Behaviour in Dementia and Appropriate Dealing


1.What is Dementia?
2.Couses and diagnose of Dementia.
3.Dealing and prevention.

    The term ‘dementia’ is often misunderstood. This is not a disease or illness in itself, it is use to describe arrange of signs and symptoms which involve a progressive decline in a person’s mental abilities, namely the ability to remember, make rational judgements and communicate. This decline is the result of damage causes to the brain by specific diseases:
                        -Alzheimer’s disease,
                        -Vascular dementia,
                        -Dementia with Lewy bodies,
                        -Fronto-temporal dementia,
                        -Korsakoff’s syndrome and other.
      Diagnosing dementia is often difficult, particularly in the early stages. A definite diagnosis of the causes of dementia may only be confirmed at post mortem or in very rare instances, through a brain biopsy.
    The GP is the first person to consult. The GP may refer the person being diagnosed to a specialist consultant.
    Assessment can include conversations with the person being diagnosed and those close to them, a physical examination, memory testes an/ or brain scans.
    The Mini Mental State Examination( MMSE) is the most commonly used for complaints of memory problems or when a diagnosis of dementia is being considered.   Becaming forgetful does not necessarily mean that you have dementia. Memory loss can be an effect of ageing. It can also be a symptom of stress or depression. In rare cases dementia-like symptoms can be caused by vitamin deficiencies and/ or a brain tumor.
    Dementia is progressive and degenerative- meaning the symptoms will gradually get worse. As more and more brain cells are damaged or die, the more difficult day-to day life becomes for the person with a dementia.

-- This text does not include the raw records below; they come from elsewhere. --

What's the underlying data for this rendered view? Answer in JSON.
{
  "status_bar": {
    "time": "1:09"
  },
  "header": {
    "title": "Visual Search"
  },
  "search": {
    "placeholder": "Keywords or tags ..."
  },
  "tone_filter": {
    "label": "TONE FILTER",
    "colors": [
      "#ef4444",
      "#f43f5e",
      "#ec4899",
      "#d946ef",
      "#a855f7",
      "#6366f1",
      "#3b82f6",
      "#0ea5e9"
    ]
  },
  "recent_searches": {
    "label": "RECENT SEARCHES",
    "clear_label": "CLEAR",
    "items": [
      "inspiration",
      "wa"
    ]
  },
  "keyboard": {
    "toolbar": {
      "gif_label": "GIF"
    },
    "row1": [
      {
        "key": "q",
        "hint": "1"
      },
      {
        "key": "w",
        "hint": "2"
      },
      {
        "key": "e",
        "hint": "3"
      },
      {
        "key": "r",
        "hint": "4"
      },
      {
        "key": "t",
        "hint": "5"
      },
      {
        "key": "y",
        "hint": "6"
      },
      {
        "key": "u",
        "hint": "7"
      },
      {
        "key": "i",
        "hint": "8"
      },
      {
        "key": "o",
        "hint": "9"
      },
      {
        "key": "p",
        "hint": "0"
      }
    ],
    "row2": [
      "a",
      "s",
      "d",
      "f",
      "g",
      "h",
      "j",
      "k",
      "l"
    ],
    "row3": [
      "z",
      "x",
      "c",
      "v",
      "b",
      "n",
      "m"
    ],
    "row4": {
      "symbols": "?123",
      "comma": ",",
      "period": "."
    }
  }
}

What are the symptoms of dementia?
1.   Memory loss- is the most common...